The repeated reference to the 'Kashmiri opinion' is also problematic. For all these years, this hegemonic Kashmiri identity was built and nurtured to privilege the Sunni male population of a few districts of south and central Kashmir over the multitude of the people who lived in Jammu & Kashmir.
Gorkhas, Sikhs, Dogras, Dalits, Tribals, Buddhists and Shias cannot be seen in this clamour of the ‘Kashmiri wish’ — it is a majoritarian, communal vantage point that the supporters of Article 370 have adopted. Due to Article 370, thousands of Hindu & Sikhs refugees of the Partition era were denied voting rights and residency rights while Muslim refugees from Tibet and Xinjiang of the 1950s were granted citizenship.
Due to Article 370, Dalits were still forced to clean the drains because they were denied any government jobs, irrespective of qualifications. The denial of property rights meant they couldn’t do anything else. They still couldn’t buy land or settle in the cities while illegal immigrants, like Rohingyas, could. Due to Article 370, LGBTQ could still be thrown into jails as the historic judgement of the Supreme Court didn’t extend to the state.
Lakhs of Gorkhas were reduced to non-entities due to the racism legitimised by Article 370. The Ladakhi people were left to suffer racist discrimination — their culture & language were suppressed due to Article 370. There were no minority rights in the state due to Article 370, nor did any social justice policies — like reservations — extend to the state of Jammu & Kashmir.
Those who support Article 370 stand for such oppression and injustices.
The same people who supported the settling of illegal Bangladeshis in Assam and tribal areas of the North-East are arguing for protecting the ‘unique culture and demography’ of Kashmir.
What’s so special about Kashmir?
And pray, which region of India is not unique and has not had distinct cultural traditions? Gujarat, Malwa, Awadh, Haryana, Bihar, Goa, Kerala are all unique — have they ceased to exist after joining India?
The Republic of India has no precedent of changing the demography of any region, despite insurgency or separatist demands. What’s being done in the case of Kashmir is plain scaremongering to provoke the local population. And the language of the liberals and the left today is no longer different from the propaganda of the ISI or Jihadi groups. The same people who see dangerous fanatics and terrorists in Dalits and the subaltern doing Kanwar yatra see 'freedom fighters' in crowds carrying AK-47s and flying ISIS and Jaish-e-Mohammad flags.
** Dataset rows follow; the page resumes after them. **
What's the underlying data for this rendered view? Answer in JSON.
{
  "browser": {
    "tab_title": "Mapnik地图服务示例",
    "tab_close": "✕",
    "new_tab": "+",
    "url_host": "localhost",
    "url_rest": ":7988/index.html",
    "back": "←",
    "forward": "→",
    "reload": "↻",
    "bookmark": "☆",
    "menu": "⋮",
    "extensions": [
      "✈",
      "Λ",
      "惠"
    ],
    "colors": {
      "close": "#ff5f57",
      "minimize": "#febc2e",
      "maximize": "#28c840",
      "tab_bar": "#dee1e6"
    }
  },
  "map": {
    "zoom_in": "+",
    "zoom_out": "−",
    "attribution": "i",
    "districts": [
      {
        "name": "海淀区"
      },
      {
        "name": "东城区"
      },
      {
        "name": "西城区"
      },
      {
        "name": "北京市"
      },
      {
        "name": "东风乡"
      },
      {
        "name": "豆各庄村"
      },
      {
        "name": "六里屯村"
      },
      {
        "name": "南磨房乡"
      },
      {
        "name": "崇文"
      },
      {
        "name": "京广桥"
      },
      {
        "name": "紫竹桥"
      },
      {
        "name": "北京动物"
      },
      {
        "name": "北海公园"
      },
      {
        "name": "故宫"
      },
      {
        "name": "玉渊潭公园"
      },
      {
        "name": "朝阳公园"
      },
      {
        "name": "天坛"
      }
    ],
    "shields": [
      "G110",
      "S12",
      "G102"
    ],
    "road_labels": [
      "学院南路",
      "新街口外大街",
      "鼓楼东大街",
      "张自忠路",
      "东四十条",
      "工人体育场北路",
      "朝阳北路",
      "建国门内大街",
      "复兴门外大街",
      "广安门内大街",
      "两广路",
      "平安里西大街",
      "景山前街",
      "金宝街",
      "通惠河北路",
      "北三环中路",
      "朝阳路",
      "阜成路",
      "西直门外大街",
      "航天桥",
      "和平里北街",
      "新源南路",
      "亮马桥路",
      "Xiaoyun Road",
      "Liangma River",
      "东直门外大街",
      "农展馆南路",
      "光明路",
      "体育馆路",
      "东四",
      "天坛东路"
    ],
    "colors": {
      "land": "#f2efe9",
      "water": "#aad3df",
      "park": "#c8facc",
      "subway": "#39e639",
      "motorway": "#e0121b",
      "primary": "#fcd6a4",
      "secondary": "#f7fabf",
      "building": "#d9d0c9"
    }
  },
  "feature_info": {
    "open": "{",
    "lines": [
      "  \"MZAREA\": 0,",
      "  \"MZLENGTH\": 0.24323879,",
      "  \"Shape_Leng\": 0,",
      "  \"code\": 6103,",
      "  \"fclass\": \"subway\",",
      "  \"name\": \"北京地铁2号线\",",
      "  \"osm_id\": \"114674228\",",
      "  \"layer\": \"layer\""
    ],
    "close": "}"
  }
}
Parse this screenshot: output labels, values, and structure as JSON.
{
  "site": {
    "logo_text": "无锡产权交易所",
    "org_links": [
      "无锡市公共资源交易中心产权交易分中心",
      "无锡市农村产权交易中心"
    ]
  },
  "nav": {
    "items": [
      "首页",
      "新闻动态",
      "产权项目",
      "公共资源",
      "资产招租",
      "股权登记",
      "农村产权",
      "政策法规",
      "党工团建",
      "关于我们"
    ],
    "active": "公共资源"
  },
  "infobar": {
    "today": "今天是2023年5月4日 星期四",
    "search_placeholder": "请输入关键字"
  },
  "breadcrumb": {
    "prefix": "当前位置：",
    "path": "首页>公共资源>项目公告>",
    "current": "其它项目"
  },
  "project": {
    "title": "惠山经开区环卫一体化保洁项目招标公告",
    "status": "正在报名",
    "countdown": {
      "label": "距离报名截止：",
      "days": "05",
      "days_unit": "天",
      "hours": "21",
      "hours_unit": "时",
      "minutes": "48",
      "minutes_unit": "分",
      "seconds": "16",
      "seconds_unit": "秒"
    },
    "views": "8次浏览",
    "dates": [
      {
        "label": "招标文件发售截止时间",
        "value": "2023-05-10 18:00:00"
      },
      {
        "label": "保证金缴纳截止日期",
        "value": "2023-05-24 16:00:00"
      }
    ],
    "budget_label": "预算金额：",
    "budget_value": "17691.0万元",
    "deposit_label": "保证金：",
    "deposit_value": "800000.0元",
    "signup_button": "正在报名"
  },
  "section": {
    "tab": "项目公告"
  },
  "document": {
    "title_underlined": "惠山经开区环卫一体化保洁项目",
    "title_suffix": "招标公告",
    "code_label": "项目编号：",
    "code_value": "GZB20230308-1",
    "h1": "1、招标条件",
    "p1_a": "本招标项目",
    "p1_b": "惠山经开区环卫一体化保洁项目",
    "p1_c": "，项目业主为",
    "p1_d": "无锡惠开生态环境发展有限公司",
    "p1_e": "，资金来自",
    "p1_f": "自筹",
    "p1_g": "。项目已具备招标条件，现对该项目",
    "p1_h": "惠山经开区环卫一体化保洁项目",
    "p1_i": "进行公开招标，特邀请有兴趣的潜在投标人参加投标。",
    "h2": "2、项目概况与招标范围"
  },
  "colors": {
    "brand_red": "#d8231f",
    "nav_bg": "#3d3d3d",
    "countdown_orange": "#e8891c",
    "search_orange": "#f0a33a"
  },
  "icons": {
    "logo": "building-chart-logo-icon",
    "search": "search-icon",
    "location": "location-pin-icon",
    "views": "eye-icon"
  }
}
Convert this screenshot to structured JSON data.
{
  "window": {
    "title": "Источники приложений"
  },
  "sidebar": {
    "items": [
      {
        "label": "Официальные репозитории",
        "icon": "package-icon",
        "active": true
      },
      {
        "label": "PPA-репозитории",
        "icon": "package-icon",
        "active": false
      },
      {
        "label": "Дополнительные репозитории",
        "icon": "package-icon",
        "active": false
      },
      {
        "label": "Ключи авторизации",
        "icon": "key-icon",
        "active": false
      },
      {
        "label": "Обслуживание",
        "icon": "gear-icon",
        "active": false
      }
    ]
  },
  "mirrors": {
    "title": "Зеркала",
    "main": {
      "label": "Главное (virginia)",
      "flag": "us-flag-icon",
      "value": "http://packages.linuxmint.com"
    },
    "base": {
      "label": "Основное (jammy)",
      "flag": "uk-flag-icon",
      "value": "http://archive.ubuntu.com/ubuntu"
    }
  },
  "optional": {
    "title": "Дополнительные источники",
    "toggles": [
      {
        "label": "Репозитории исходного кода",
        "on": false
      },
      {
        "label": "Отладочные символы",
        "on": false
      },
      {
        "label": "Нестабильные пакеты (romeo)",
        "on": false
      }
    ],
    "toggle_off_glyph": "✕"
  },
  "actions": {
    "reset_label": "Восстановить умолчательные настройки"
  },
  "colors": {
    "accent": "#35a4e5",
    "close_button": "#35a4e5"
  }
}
Another false argument is, why do states in the north-east have special provisions but Muslim-majority Kashmir can’t have this? Well, because those places are tribal belts and Jammu & Kashmir isn’t. One can’t treat them as the same. Also, in the case of the north-eastern states, those provisions were granted to negotiate peace and the end of separatism — and they succeeded, unlike Kashmir. Finally, those are special provisions in the Constitution — while Article 370 was a temporary provision.
Despite what the propaganda says, one can buy property in hilly states like Himanchal Pradesh. There are some restrictions on the purchase of agricultural land though — and certainly, women in these states don’t lose full property rights if they chose to marry outside the state.
Of late, a new argument has also been conjured up that Article 370 enabled land reforms. Well, land reforms happened in several states, most notably, in Kerala and Bengal. Did those states require Article 370?
The communal argument to advocate special status of ‘Muslim Kashmir’ is dangerous.
If the Constitution of India holds for 200 million Muslims in the rest of India, then it must hold for 6 million Muslims in Kashmir — unless erstwhile ‘constitutional patriots’ now stand against the Constitution itself.